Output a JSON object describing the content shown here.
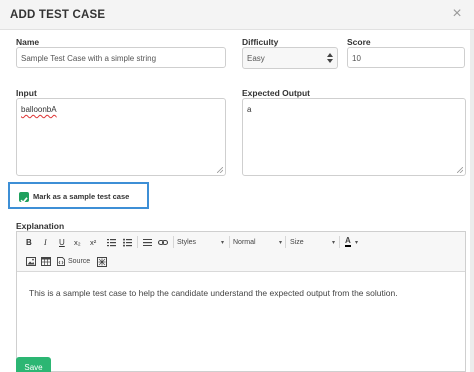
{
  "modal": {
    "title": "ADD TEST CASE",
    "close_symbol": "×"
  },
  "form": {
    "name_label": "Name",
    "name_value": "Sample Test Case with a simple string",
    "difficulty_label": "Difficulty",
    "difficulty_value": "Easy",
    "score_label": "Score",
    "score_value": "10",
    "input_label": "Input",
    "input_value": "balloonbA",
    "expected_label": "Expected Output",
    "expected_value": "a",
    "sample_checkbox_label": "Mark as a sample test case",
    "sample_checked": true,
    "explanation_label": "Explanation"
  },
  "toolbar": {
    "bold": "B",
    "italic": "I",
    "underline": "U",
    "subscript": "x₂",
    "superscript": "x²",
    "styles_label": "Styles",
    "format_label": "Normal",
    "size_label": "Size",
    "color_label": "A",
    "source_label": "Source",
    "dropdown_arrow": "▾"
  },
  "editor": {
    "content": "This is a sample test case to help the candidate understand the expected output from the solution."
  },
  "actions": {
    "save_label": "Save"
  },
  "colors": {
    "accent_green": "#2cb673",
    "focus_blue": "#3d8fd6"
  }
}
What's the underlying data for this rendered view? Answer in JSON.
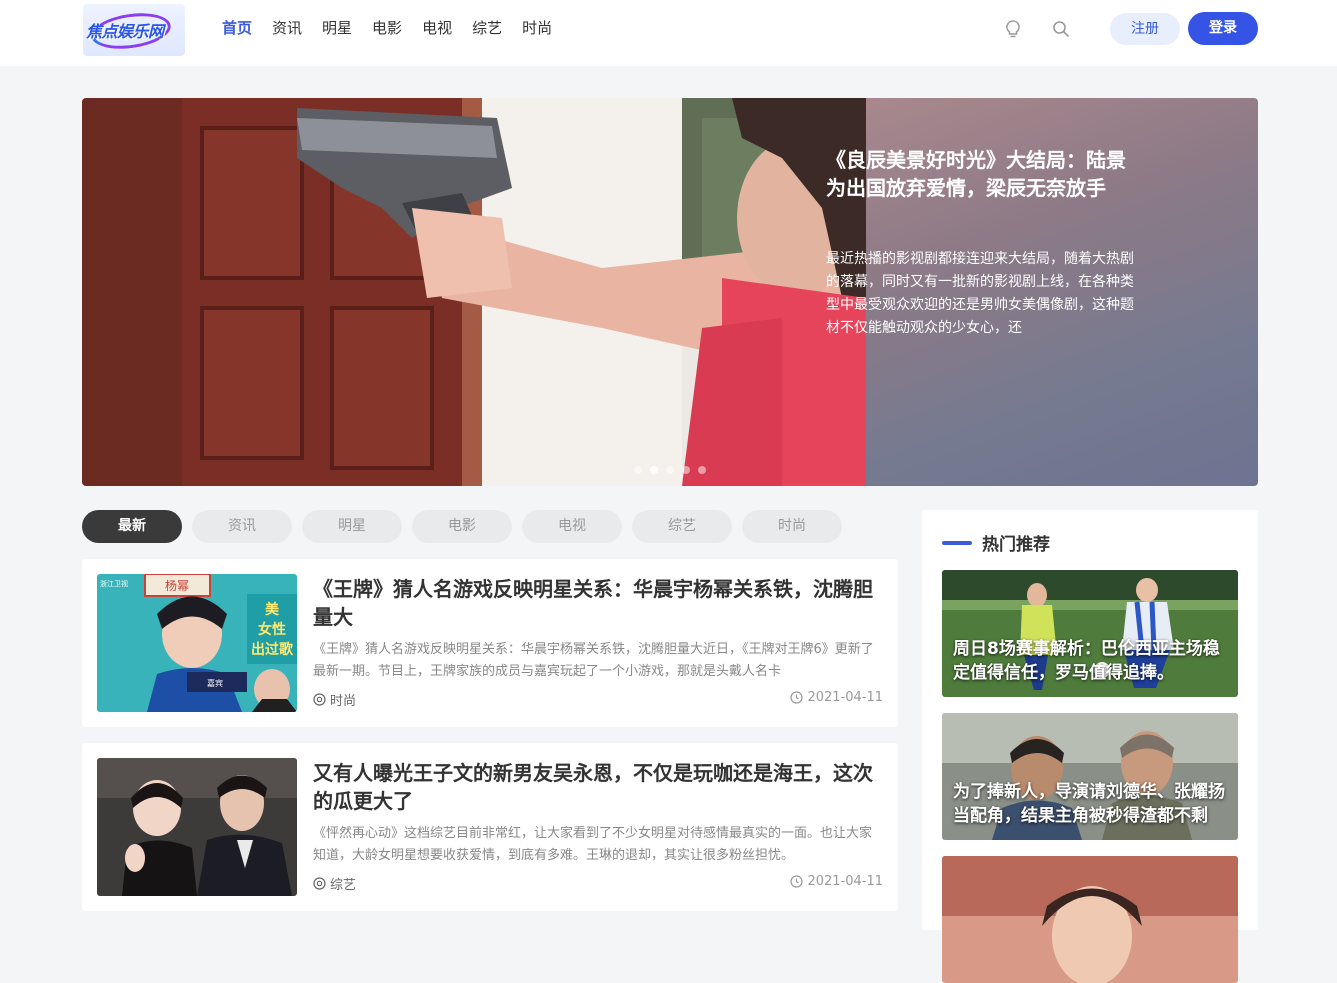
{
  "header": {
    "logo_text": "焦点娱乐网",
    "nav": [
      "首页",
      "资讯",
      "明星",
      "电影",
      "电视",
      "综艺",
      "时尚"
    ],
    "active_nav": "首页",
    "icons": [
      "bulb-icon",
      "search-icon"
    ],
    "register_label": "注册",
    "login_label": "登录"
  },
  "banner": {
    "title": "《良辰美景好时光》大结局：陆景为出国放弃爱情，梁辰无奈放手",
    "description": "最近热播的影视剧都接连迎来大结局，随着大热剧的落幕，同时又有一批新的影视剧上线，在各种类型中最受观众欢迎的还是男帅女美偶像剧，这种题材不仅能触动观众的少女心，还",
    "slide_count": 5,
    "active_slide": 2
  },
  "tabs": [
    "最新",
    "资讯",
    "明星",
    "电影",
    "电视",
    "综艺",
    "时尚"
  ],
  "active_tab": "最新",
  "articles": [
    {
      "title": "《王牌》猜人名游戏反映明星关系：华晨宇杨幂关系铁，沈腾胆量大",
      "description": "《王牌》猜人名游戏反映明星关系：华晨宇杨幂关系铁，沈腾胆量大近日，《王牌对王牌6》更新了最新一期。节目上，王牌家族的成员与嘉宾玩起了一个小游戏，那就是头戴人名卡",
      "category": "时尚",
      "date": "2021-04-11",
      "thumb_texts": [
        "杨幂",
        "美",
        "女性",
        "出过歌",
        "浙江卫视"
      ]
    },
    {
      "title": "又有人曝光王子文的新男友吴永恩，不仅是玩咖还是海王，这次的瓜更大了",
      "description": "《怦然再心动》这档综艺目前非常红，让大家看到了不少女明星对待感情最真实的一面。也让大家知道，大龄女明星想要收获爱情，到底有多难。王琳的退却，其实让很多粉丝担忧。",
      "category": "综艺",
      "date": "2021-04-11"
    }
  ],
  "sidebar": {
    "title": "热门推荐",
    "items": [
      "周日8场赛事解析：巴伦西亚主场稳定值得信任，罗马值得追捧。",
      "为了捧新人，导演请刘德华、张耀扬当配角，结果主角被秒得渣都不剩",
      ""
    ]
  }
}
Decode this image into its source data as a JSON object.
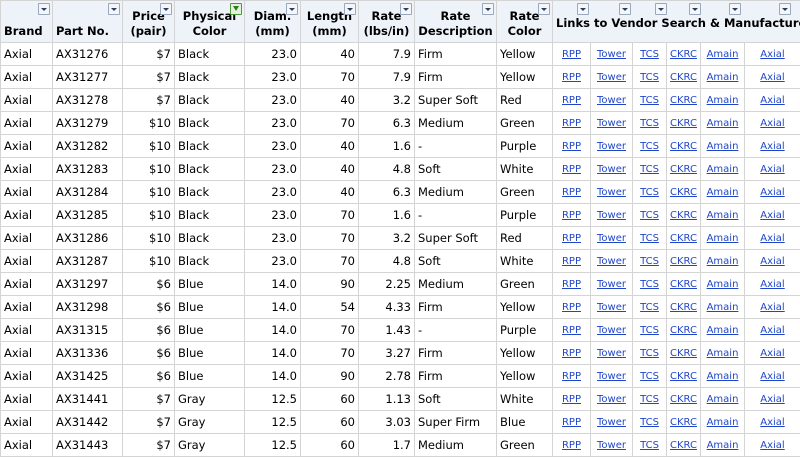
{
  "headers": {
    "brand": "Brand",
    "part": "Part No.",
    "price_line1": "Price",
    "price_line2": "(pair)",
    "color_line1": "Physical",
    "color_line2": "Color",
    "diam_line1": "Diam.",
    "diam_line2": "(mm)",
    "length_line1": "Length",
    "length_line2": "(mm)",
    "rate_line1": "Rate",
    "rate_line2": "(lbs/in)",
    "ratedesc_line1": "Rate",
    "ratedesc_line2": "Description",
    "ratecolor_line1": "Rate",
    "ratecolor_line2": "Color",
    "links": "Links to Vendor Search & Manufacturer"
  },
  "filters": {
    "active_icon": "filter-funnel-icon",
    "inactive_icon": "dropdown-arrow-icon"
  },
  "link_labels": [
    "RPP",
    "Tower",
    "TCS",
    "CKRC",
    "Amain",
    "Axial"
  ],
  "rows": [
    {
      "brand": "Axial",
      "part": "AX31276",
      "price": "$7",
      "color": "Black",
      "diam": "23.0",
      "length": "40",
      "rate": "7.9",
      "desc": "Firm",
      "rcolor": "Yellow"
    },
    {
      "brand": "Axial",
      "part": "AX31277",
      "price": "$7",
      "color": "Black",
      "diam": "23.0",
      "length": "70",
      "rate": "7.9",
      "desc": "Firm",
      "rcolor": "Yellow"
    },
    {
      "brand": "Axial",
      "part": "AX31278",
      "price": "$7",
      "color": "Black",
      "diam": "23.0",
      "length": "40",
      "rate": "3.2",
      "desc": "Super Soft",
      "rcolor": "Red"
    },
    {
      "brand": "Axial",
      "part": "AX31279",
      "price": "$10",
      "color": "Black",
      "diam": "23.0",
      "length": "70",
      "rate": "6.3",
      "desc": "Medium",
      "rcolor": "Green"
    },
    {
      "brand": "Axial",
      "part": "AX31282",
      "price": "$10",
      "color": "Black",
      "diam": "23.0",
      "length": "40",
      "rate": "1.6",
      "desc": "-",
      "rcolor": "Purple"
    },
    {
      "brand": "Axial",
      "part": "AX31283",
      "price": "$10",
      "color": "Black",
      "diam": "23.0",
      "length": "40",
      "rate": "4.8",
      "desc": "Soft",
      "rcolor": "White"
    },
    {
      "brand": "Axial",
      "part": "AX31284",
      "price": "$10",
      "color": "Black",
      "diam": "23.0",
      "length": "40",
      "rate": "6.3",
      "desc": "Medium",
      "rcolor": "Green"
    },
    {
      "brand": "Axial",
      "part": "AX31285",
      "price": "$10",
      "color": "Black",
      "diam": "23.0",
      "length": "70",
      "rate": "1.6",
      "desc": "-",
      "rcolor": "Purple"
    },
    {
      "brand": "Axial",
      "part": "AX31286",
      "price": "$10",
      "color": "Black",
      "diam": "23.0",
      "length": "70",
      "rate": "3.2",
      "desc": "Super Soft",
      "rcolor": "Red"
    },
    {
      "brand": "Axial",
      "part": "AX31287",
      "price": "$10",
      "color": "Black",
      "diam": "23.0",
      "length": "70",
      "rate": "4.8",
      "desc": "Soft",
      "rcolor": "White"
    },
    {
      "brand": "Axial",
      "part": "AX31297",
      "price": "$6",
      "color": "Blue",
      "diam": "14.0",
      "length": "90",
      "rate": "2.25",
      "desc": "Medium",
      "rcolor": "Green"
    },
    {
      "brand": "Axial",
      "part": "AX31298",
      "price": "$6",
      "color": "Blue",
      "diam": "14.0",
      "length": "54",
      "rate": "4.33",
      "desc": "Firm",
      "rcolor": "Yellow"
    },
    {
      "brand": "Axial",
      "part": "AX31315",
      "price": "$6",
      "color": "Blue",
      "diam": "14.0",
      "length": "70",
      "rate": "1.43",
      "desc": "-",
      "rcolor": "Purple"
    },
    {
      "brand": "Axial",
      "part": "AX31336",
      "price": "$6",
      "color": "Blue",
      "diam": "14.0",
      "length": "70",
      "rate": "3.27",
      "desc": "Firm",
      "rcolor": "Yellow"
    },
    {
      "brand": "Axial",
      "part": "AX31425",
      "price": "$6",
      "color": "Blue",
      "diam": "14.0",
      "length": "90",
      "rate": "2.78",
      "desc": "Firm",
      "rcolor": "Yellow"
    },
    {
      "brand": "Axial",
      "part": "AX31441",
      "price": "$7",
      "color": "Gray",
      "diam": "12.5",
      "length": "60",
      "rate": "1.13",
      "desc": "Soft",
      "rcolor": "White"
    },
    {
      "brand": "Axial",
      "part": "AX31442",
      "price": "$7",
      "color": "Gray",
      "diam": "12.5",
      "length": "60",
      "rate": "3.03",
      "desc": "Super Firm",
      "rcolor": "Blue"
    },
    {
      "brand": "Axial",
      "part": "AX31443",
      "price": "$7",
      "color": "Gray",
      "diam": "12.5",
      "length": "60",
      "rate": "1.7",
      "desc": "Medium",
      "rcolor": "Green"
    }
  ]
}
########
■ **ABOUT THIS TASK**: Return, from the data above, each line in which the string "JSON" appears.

■ **RESPONSE BOX**:
Output a JSON object describing the content shown here.
What's the underlying data for this rendered view? Answer in JSON.
Decode this image into its source data as a JSON object.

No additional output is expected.